Sermon published by Pastor Joel Pukallus
Bible reading - Mark 1:4-11
As we have talked about before, the arrow pretty much always points down. If we were to draw a diagram, a simple way of showing how the relationship between God and us works, it would always be an arrow pointing down. This was pointed out by Kelly Fryer in the book “Reclaiming the “L” Word, and it holds true time and time again.
The Christmas story shows us in the most obvious of ways that God comes down to us. God comes down in the person of Jesus to a world that could not save itself to raise us up to be with him.
This week, so soon after the birth of Jesus, having skipped over about 30 years of his life, we hear again of God coming down. John’s baptism of repentance ended with the baptism of Jesus. John was baptising people, exhorting them to repent and wait for the promised Messiah, and with the baptism of Jesus, the Messiah had come. Jesus had no need to repent, he was sinless and perfect, but he was baptised by John in solidarity with us, so that the message from the Father might be the same message that we hear in our baptism.
And what was that message? “You are my son, you are my daughter, whom I love, with you I am well pleased.”

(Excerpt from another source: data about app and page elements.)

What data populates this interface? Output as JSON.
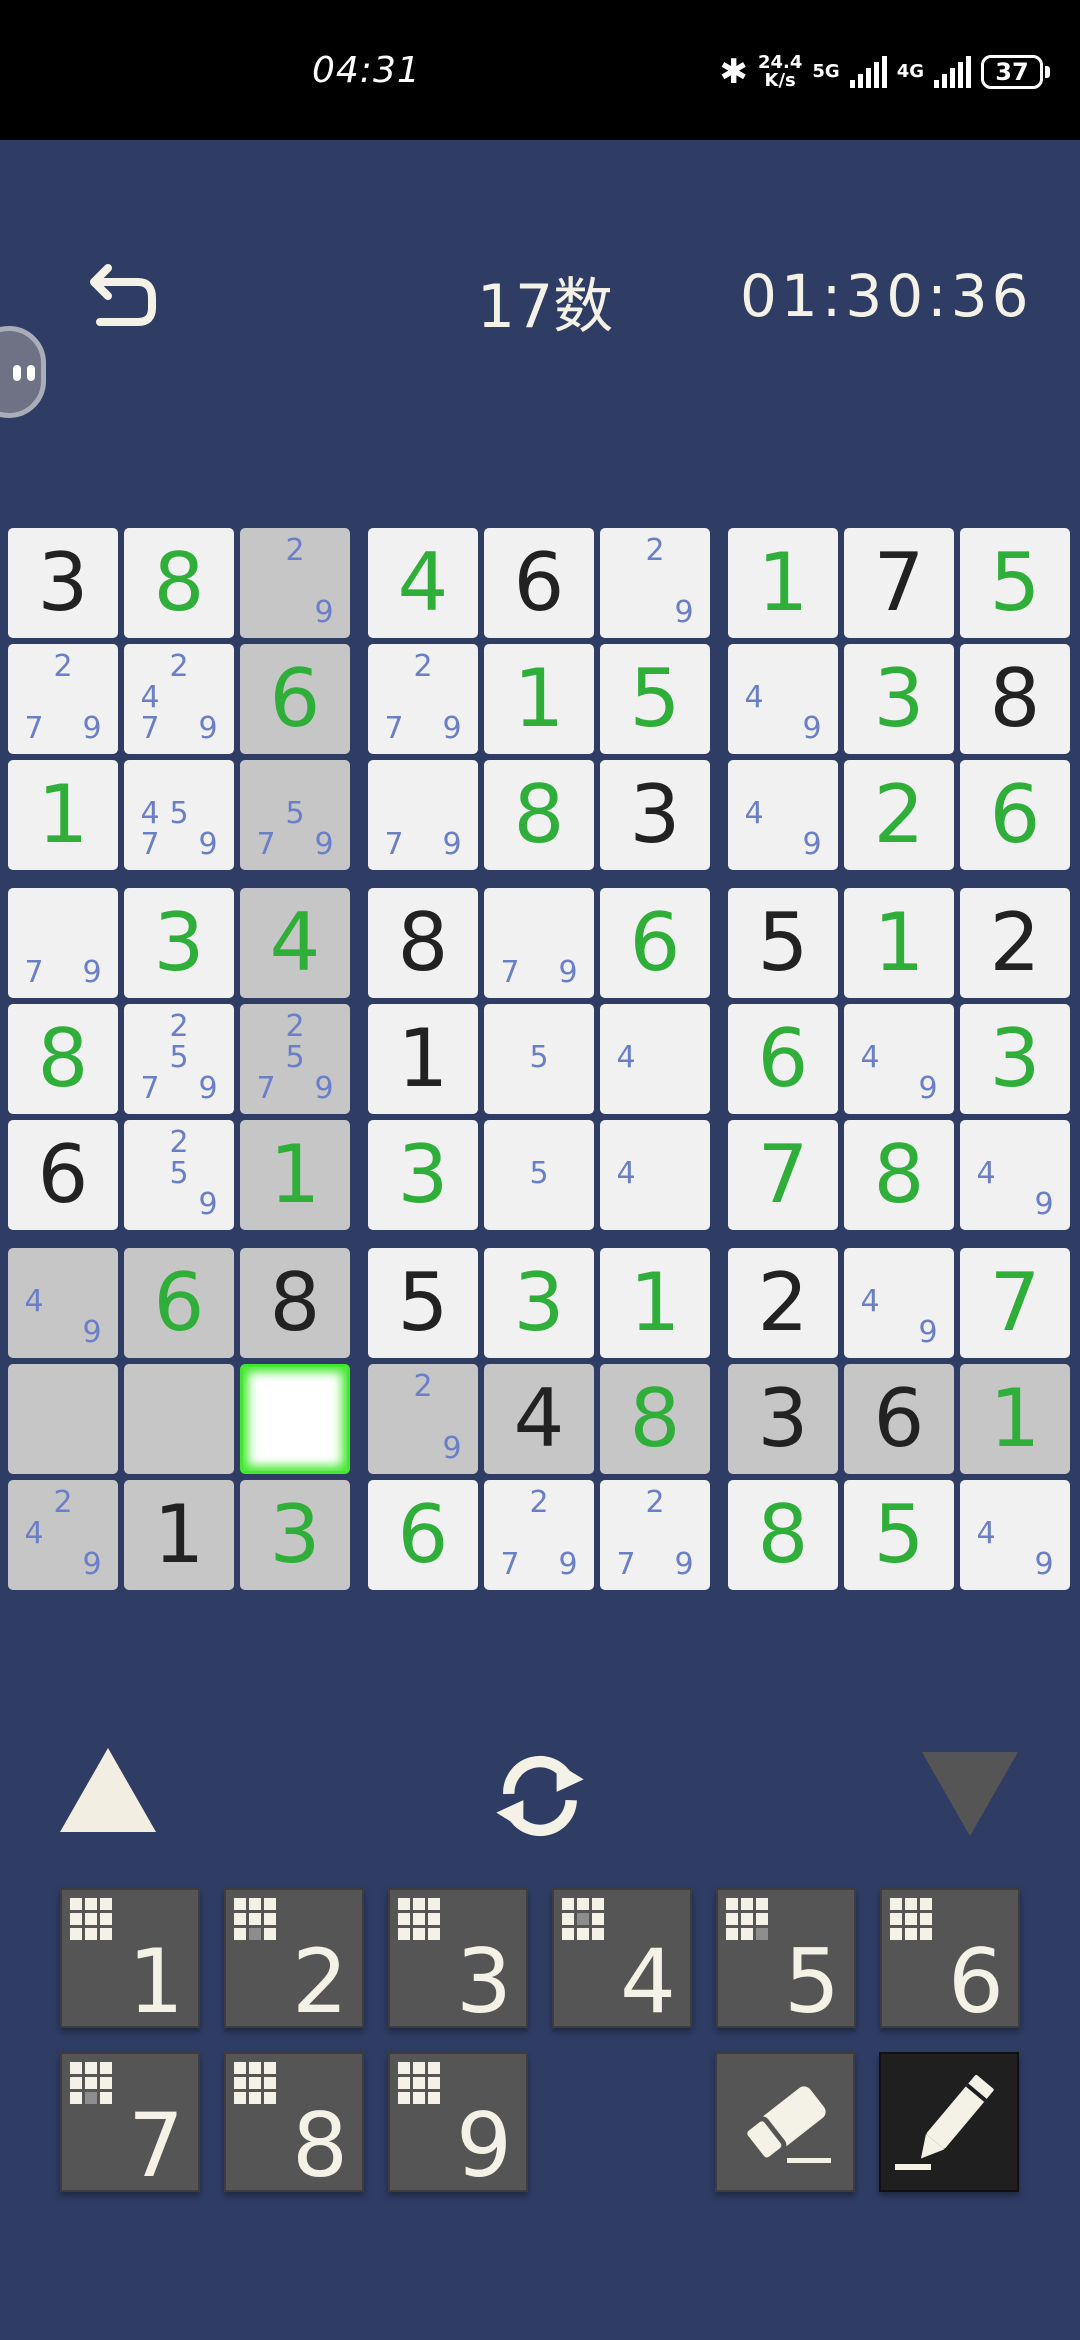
{
  "status_bar": {
    "time": "04:31",
    "speed_value": "24.4",
    "speed_unit": "K/s",
    "net1": "5G",
    "net2": "4G",
    "battery": "37"
  },
  "header": {
    "title": "17数",
    "timer": "01:30:36"
  },
  "board": {
    "selected": [
      7,
      2
    ],
    "cells": [
      [
        {
          "v": "3",
          "t": "g"
        },
        {
          "v": "8",
          "t": "u"
        },
        {
          "n": [
            2,
            9
          ],
          "bg": "gray"
        },
        {
          "v": "4",
          "t": "u"
        },
        {
          "v": "6",
          "t": "g"
        },
        {
          "n": [
            2,
            9
          ]
        },
        {
          "v": "1",
          "t": "u"
        },
        {
          "v": "7",
          "t": "g"
        },
        {
          "v": "5",
          "t": "u"
        }
      ],
      [
        {
          "n": [
            2,
            7,
            9
          ]
        },
        {
          "n": [
            2,
            4,
            7,
            9
          ]
        },
        {
          "v": "6",
          "t": "u",
          "bg": "gray"
        },
        {
          "n": [
            2,
            7,
            9
          ]
        },
        {
          "v": "1",
          "t": "u"
        },
        {
          "v": "5",
          "t": "u"
        },
        {
          "n": [
            4,
            9
          ]
        },
        {
          "v": "3",
          "t": "u"
        },
        {
          "v": "8",
          "t": "g"
        }
      ],
      [
        {
          "v": "1",
          "t": "u"
        },
        {
          "n": [
            4,
            5,
            7,
            9
          ]
        },
        {
          "n": [
            5,
            7,
            9
          ],
          "bg": "gray"
        },
        {
          "n": [
            7,
            9
          ]
        },
        {
          "v": "8",
          "t": "u"
        },
        {
          "v": "3",
          "t": "g"
        },
        {
          "n": [
            4,
            9
          ]
        },
        {
          "v": "2",
          "t": "u"
        },
        {
          "v": "6",
          "t": "u"
        }
      ],
      [
        {
          "n": [
            7,
            9
          ]
        },
        {
          "v": "3",
          "t": "u"
        },
        {
          "v": "4",
          "t": "u",
          "bg": "gray"
        },
        {
          "v": "8",
          "t": "g"
        },
        {
          "n": [
            7,
            9
          ]
        },
        {
          "v": "6",
          "t": "u"
        },
        {
          "v": "5",
          "t": "g"
        },
        {
          "v": "1",
          "t": "u"
        },
        {
          "v": "2",
          "t": "g"
        }
      ],
      [
        {
          "v": "8",
          "t": "u"
        },
        {
          "n": [
            2,
            5,
            7,
            9
          ]
        },
        {
          "n": [
            2,
            5,
            7,
            9
          ],
          "bg": "gray"
        },
        {
          "v": "1",
          "t": "g"
        },
        {
          "n": [
            5
          ]
        },
        {
          "n": [
            4
          ]
        },
        {
          "v": "6",
          "t": "u"
        },
        {
          "n": [
            4,
            9
          ]
        },
        {
          "v": "3",
          "t": "u"
        }
      ],
      [
        {
          "v": "6",
          "t": "g"
        },
        {
          "n": [
            2,
            5,
            9
          ]
        },
        {
          "v": "1",
          "t": "u",
          "bg": "gray"
        },
        {
          "v": "3",
          "t": "u"
        },
        {
          "n": [
            5
          ]
        },
        {
          "n": [
            4
          ]
        },
        {
          "v": "7",
          "t": "u"
        },
        {
          "v": "8",
          "t": "u"
        },
        {
          "n": [
            4,
            9
          ]
        }
      ],
      [
        {
          "n": [
            4,
            9
          ],
          "bg": "gray"
        },
        {
          "v": "6",
          "t": "u",
          "bg": "gray"
        },
        {
          "v": "8",
          "t": "g",
          "bg": "gray"
        },
        {
          "v": "5",
          "t": "g"
        },
        {
          "v": "3",
          "t": "u"
        },
        {
          "v": "1",
          "t": "u"
        },
        {
          "v": "2",
          "t": "g"
        },
        {
          "n": [
            4,
            9
          ]
        },
        {
          "v": "7",
          "t": "u"
        }
      ],
      [
        {
          "n": [],
          "bg": "gray"
        },
        {
          "n": [],
          "bg": "gray"
        },
        {
          "n": [],
          "bg": "sel"
        },
        {
          "n": [
            2,
            9
          ],
          "bg": "gray"
        },
        {
          "v": "4",
          "t": "g",
          "bg": "gray"
        },
        {
          "v": "8",
          "t": "u",
          "bg": "gray"
        },
        {
          "v": "3",
          "t": "g",
          "bg": "gray"
        },
        {
          "v": "6",
          "t": "g",
          "bg": "gray"
        },
        {
          "v": "1",
          "t": "u",
          "bg": "gray"
        }
      ],
      [
        {
          "n": [
            2,
            4,
            9
          ],
          "bg": "gray"
        },
        {
          "v": "1",
          "t": "g",
          "bg": "gray"
        },
        {
          "v": "3",
          "t": "u",
          "bg": "gray"
        },
        {
          "v": "6",
          "t": "u"
        },
        {
          "n": [
            2,
            7,
            9
          ]
        },
        {
          "n": [
            2,
            7,
            9
          ]
        },
        {
          "v": "8",
          "t": "u"
        },
        {
          "v": "5",
          "t": "u"
        },
        {
          "n": [
            4,
            9
          ]
        }
      ]
    ]
  },
  "keypad": [
    {
      "label": "1",
      "mini": [
        1,
        1,
        1,
        1,
        1,
        1,
        1,
        1,
        1
      ]
    },
    {
      "label": "2",
      "mini": [
        1,
        1,
        1,
        1,
        1,
        1,
        1,
        0,
        1
      ]
    },
    {
      "label": "3",
      "mini": [
        1,
        1,
        1,
        1,
        1,
        1,
        1,
        1,
        1
      ]
    },
    {
      "label": "4",
      "mini": [
        1,
        1,
        1,
        1,
        0,
        1,
        1,
        1,
        1
      ]
    },
    {
      "label": "5",
      "mini": [
        1,
        1,
        1,
        1,
        1,
        1,
        1,
        1,
        0
      ]
    },
    {
      "label": "6",
      "mini": [
        1,
        1,
        1,
        1,
        1,
        1,
        1,
        1,
        1
      ]
    },
    {
      "label": "7",
      "mini": [
        1,
        1,
        1,
        1,
        1,
        1,
        1,
        0,
        1
      ]
    },
    {
      "label": "8",
      "mini": [
        1,
        1,
        1,
        1,
        1,
        1,
        1,
        1,
        1
      ]
    },
    {
      "label": "9",
      "mini": [
        1,
        1,
        1,
        1,
        1,
        1,
        1,
        1,
        1
      ]
    }
  ],
  "icons": {
    "back": "back-arrow-icon",
    "up": "previous-triangle-icon",
    "down": "next-triangle-icon",
    "refresh": "refresh-icon",
    "eraser": "eraser-icon",
    "pencil": "pencil-icon"
  },
  "colors": {
    "background": "#2f3c64",
    "given": "#222222",
    "user": "#2fae3a",
    "note": "#6a7fc8",
    "select": "#42e82f"
  }
}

Interestingly enough, in Matthew’s gospel, the voice of God the Father is recorded as not speaking to Jesus, but about him, where he says “THIS is my beloved son, I take delight in him”.

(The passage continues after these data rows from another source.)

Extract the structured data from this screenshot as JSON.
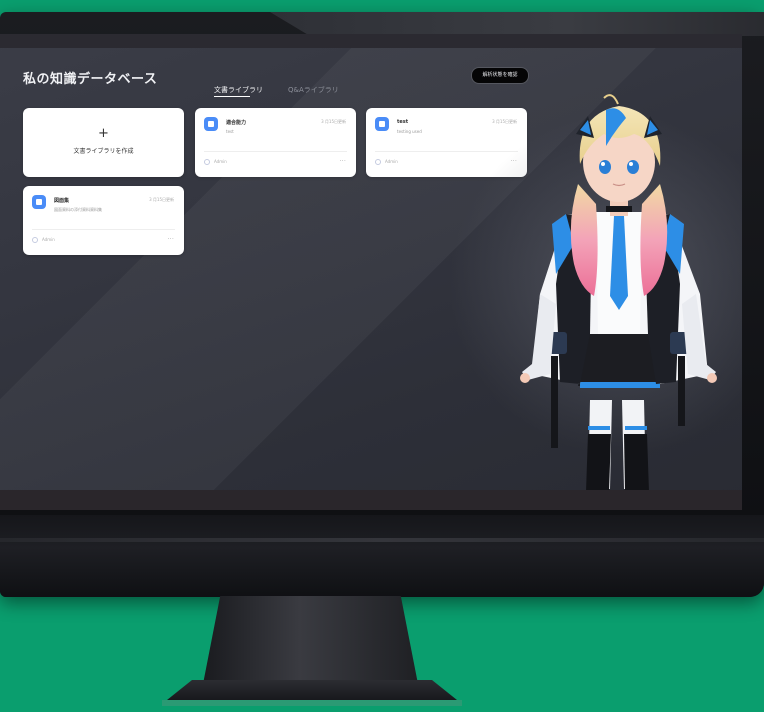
{
  "colors": {
    "background": "#0a9e6e",
    "screen": "#343640",
    "accent_blue": "#4a8cf7",
    "card": "#ffffff"
  },
  "page": {
    "title": "私の知識データベース"
  },
  "tabs": [
    {
      "label": "文書ライブラリ",
      "active": true
    },
    {
      "label": "Q&Aライブラリ",
      "active": false
    }
  ],
  "header_button": {
    "label": "解析状態を確認"
  },
  "create_card": {
    "plus": "+",
    "label": "文書ライブラリを作成"
  },
  "libraries": [
    {
      "name": "適合能力",
      "desc": "test",
      "date": "3 月15日更新",
      "owner": "Admin",
      "more": "···"
    },
    {
      "name": "test",
      "desc": "testing used",
      "date": "3 月15日更新",
      "owner": "Admin",
      "more": "···"
    },
    {
      "name": "図面集",
      "desc": "図面資料の添付資料資料集",
      "date": "3 月15日更新",
      "owner": "Admin",
      "more": "···"
    }
  ],
  "icons": {
    "library": "document-library-icon",
    "owner": "user-icon",
    "more": "more-icon"
  }
}
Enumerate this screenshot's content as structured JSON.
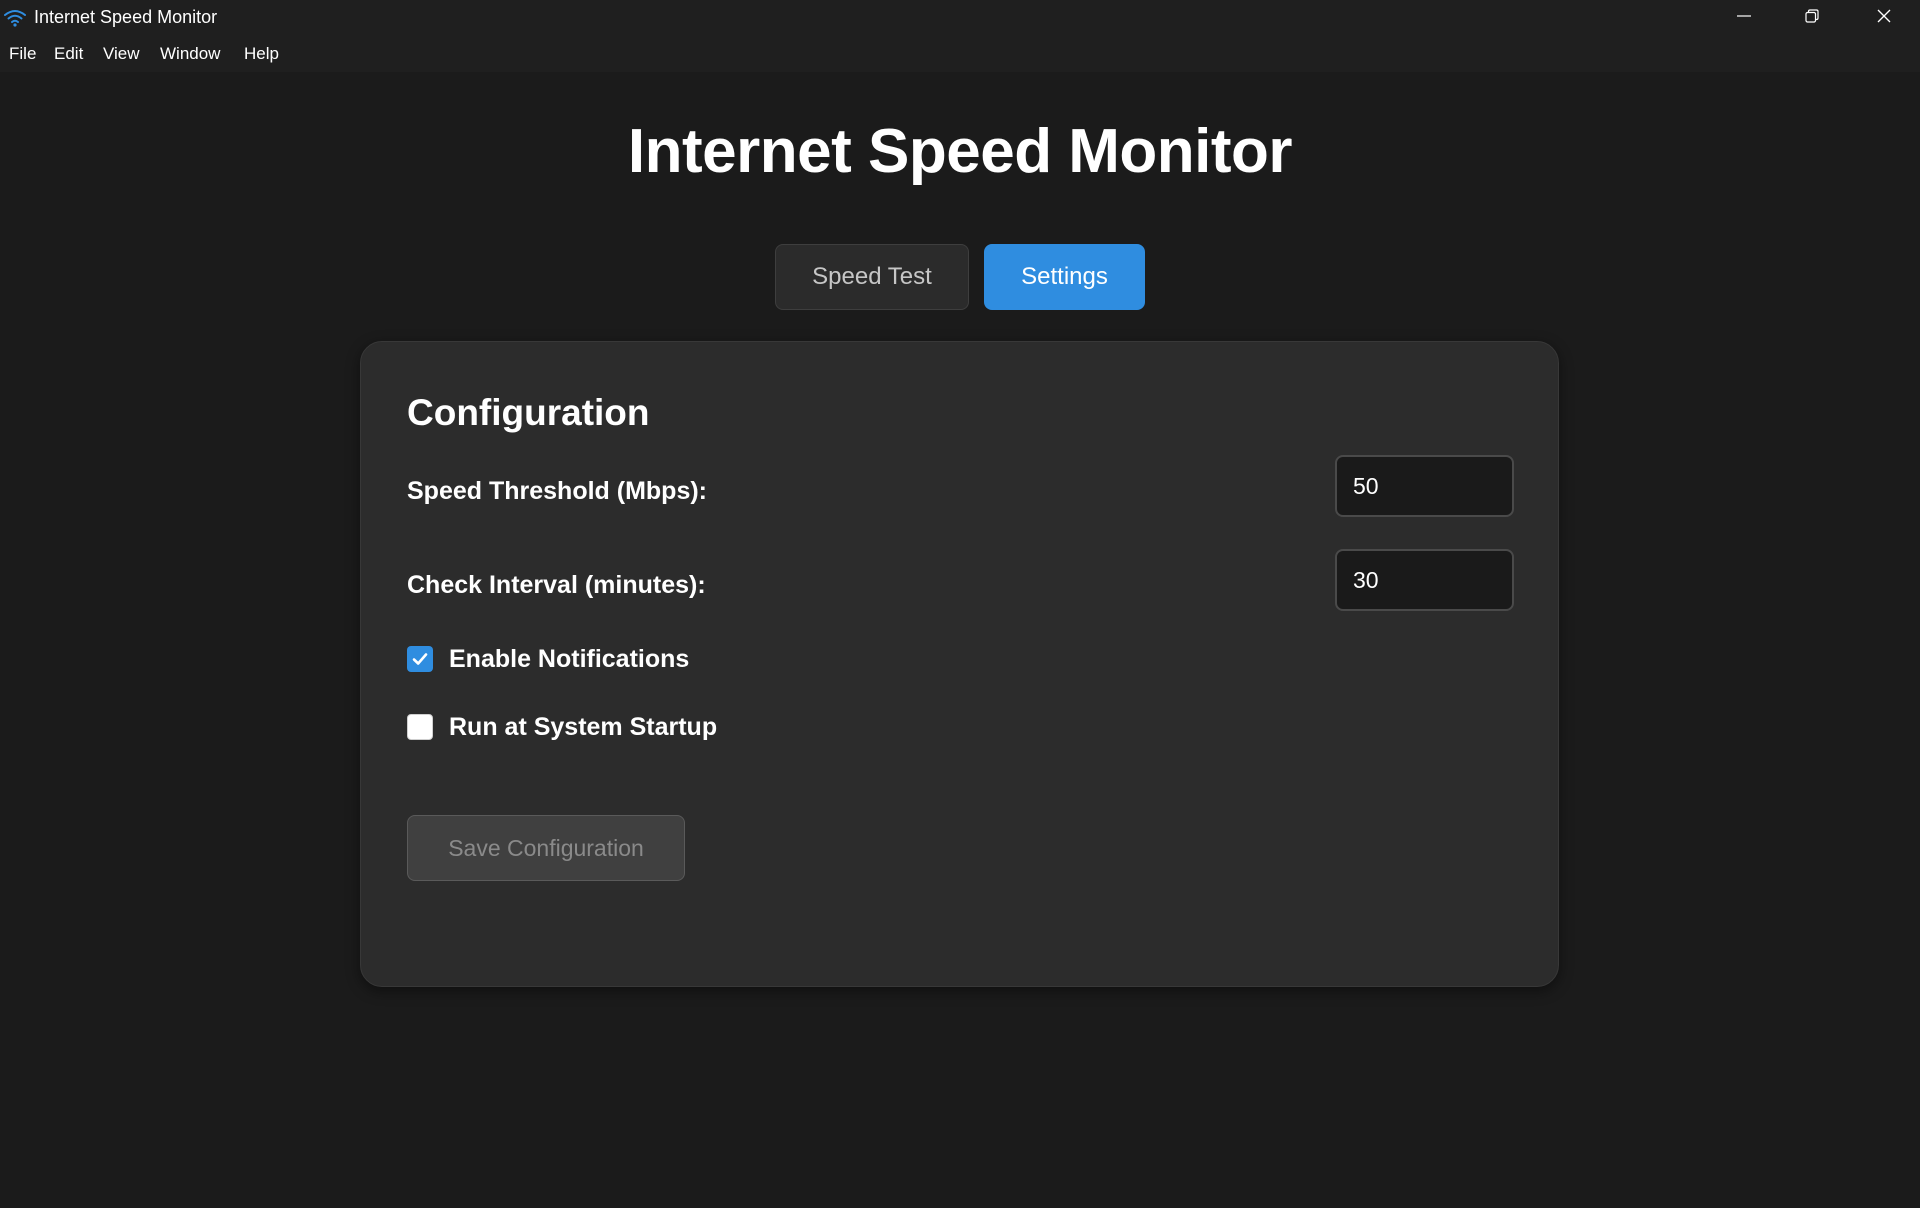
{
  "window": {
    "title": "Internet Speed Monitor",
    "icon": "wifi-icon"
  },
  "menu": {
    "items": [
      "File",
      "Edit",
      "View",
      "Window",
      "Help"
    ]
  },
  "page": {
    "title": "Internet Speed Monitor"
  },
  "tabs": [
    {
      "label": "Speed Test",
      "active": false
    },
    {
      "label": "Settings",
      "active": true
    }
  ],
  "config": {
    "title": "Configuration",
    "speed_threshold": {
      "label": "Speed Threshold (Mbps):",
      "value": "50"
    },
    "check_interval": {
      "label": "Check Interval (minutes):",
      "value": "30"
    },
    "enable_notifications": {
      "label": "Enable Notifications",
      "checked": true
    },
    "run_at_startup": {
      "label": "Run at System Startup",
      "checked": false
    },
    "save_label": "Save Configuration"
  },
  "colors": {
    "accent": "#2f8de0",
    "background": "#1b1b1b",
    "card": "#2c2c2c"
  }
}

So if he was not speaking for Jesus’ benefit, who was he speaking to? It was for the crowd. Letting them know what had happened here, and who Jesus was. These days, we do not have the crowds that they had then. So who are those words for now? Who do we have to witness a baptism? The Godparents and congregation are there as witnesses to tell the person throughout their life: I was there when God said that this (you) are his beloved son, I was there when God said that this (you) are my beloved daughter.
In Mark and Luke, where the voice speaks “you are my beloved son”, even then, it was not for Jesus benefit, he knew he was the son of God, he had been from eternity and would be for evermore. Again, it was for the crowds, and also, as Jesus was baptised like we are, the words were also for us who come after, who are baptised into his name.
So for us, when we are down, and depressed, and hit by temptations that just will not leave us any peace, when God feels far away, and his love a distant memory. When we feel that we can not even face him because of the things that we have done, and the shame we have brought him, when we feel that God must be so angry with us that he never wants to see us again, we can remember that we are baptised, and hear again those words “You are my Son, you are my daughter, with you I am well pleased”. We are forgiven through the waters of our baptism, through the Spirit that comes down, through no merit of our own, but by the grace of the God who ALWAYS comes down.
And do not dare doubt his words. You might be thinking “God can’t be well pleased with me, you don’t know what I have done, or where I have been”. But God does know, and still he says it to you. In John 8 we hear that if the son sets you free, you will be free indeed. So if the father declares you free, if he declares you forgiven, if he declares you to be his beloved child, then free, forgiven, and a child you are indeed!
We have a God whose words can make a universe appear out of nothing, a God who can make light out of darkness by the power of his word. If he can do all this, then we dare not doubt that he can bring light into our darkness by the power of his words, his words that accomplish what they say.
God has come down. In his Son at Christmas, in the Spirit at our Baptism and in Holy Communion. And he looks at you and says, and you need to hear this over and over: you are my Son! You are my daughter! With you I am well pleased.
And God has shown us how much he loves us, and what he is willing to do to have us with him, to free us from all that other stuff that drags us down. He did this on the only one occasion that I can recall where God didn’t come down. And that’s when Jesus got up. Up from the grave, up from the darkness and the cold.
Doesn’t his willingness to go through all that prove to us how much we are his Sons and daughters whom he loves, with whom he is well pleased?
God has come down to us. He has raised us up to be with him in the place of his Son. And one day, we will raise us up again. Thanks be to God. Amen.